There are many hats made famous by the movies they’re featured in, and many famous hats featured in movies. The choice to fit a character with an iconic headpiece can make all the difference to pop culture. What are some of the most intriguing things to know about these culture-changing hats?
Intriguing facts about hats in movies include that the iconic deerstalker cap of Sherlock Holmes was never mentioned in Sir Arthur Conan Doyle’s books and that Diane Keaton’s wardrobe in Annie Hall was entirely sourced from her own closet.
This article will uncover seven intriguing facts about hats, from the history of the Wicked Witch of the West’s pointed hat to the reason why Charlie Chaplin created The Tramp.
The Wicked Witch of the West’s Hat From the Wizard of Oz Has Been Associated With Witches Since the Salem Witch Trials
The conical hat has been considered witches’ attire since the 1600s, during the Salem Witch Trials, along with the broom as a method of transport. Wizard of Oz illustrator W.W. Denslow included these features in his original sketches of the Wicked Witch of the West as symbols of her wickedness and magical powers.
This was then brought to the screen by costume designer Adrian, who made 3,210 sketches of the hat before settling on a design for the crooked black headpiece. The movie made the popular symbol of witchcraft iconic in modern times.

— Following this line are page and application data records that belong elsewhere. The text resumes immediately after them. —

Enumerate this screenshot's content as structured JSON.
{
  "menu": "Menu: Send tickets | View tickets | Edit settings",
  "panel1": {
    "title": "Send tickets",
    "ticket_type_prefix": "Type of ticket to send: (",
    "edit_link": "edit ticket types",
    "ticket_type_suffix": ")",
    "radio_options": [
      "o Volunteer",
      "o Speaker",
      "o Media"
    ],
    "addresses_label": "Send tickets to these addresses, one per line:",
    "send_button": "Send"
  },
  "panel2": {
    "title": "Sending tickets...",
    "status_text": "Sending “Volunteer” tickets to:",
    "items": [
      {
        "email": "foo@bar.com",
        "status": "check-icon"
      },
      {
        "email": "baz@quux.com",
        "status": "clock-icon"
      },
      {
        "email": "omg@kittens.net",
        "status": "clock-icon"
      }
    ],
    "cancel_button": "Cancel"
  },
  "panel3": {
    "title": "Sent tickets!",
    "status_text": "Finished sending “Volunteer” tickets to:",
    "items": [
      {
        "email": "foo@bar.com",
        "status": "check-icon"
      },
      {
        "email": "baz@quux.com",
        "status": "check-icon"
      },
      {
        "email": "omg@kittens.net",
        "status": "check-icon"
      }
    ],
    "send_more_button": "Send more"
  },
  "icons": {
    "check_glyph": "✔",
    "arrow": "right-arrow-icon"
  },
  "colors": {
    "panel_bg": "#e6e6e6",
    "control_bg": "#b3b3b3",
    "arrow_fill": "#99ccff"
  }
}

Sherlock Holmes’ Iconic Hat Was Never Mentioned in Sir Arthur Conan Doyle’s Original Book Series
The deerstalker cap featured in The Hound of the Baskervilles and countless other Sherlock Holmes movie adaptations is famously tied to the fictional detective, but never actually mentioned by the author. The idea was conceived by the books’ first illustrators and brought to the movie screen by costume designers carrying on the tradition. Discover more about the hat of Sherlock Holmes here.
Indiana Jones’ Fedora Was Crushed, Rolled, and Bleached To Give It a Worn Look
The rabbit-felt hat worn by Indiana Jones in Raiders of the Lost Ark and other Indiana Jones films was brought to the screen by costume designer Deborah Nadoolman and director Steven Spielberg. This hat was known as the Poet, a name for the wide-brimmed version of the fedora. Get your own Indiana Jones hat on Amazon.
This hat was made by a London-based hat company that also serves the Royal family, and was so nice upon purchase that the moviemakers needed to distress it by rolling, crushing, and bleaching it. Then, it could believably be worn by the adventurous archeologist. Read more about Indiana’s hat here.
In the French Connection, Popeye Doyle’s Hat Was Based on the Hat of the Real-Life Detective He Portrayed
Popeye Doyle’s pork pie hat was based on the actual style choices of Eddie Egan, a New York City detective behind a $32 million heroin bust. The detective refused to loan his real hat to the actor playing the role, Gene Hackman, but the costume department did their best job mimicking the flat, brimmed headpiece. Discover more intriguing facts about pork pie hats here.
Audrey Hepburn’s Ascot Racecourse Hat Was Auctioned Off Along With the Dress for $3.7 Million
Considered to be one of Audrey Hepburn’s most iconic hats, the Ascot Racecourse hat was originally designed by Cecil Beaton, and owned by Debbie Reynolds as a part of her costume collection. The hat and dress were sold at an auction in 2011, 47 years after the movie’s release.
Diane Keaton’s Bowler Hat in Annie Hall Came Out of Her Own Wardrobe
In fact, Diane Keaton’s entire ensemble in Annie Hall came from her own wardrobe, not just the hat. The actress shared with the character a taste for the eclectic, pairing oversized jackets and vests with cowboy boots and her iconic bowler hat.
Charlie Chaplin’s Tramp Character Was Inspired by the Derby Hat That He Wore
Charlie Chaplin’s famous character highlighted in the 1914 film Mabel’s Strange Predicament was born out of an iconic outfit, which Chaplin put together before knowing anything else about the character. Instead, he let the derby hat, clothes, and cane talk to him. The derby hat inspired a dignified side to the character who was otherwise down on his luck. Read more about Chaplin’s hat here.
There are many hats made famous by the film characters who wore them, some so much so that the hats became extremely valuable after being worn. Each of these hats now represents something because of its use in cinema.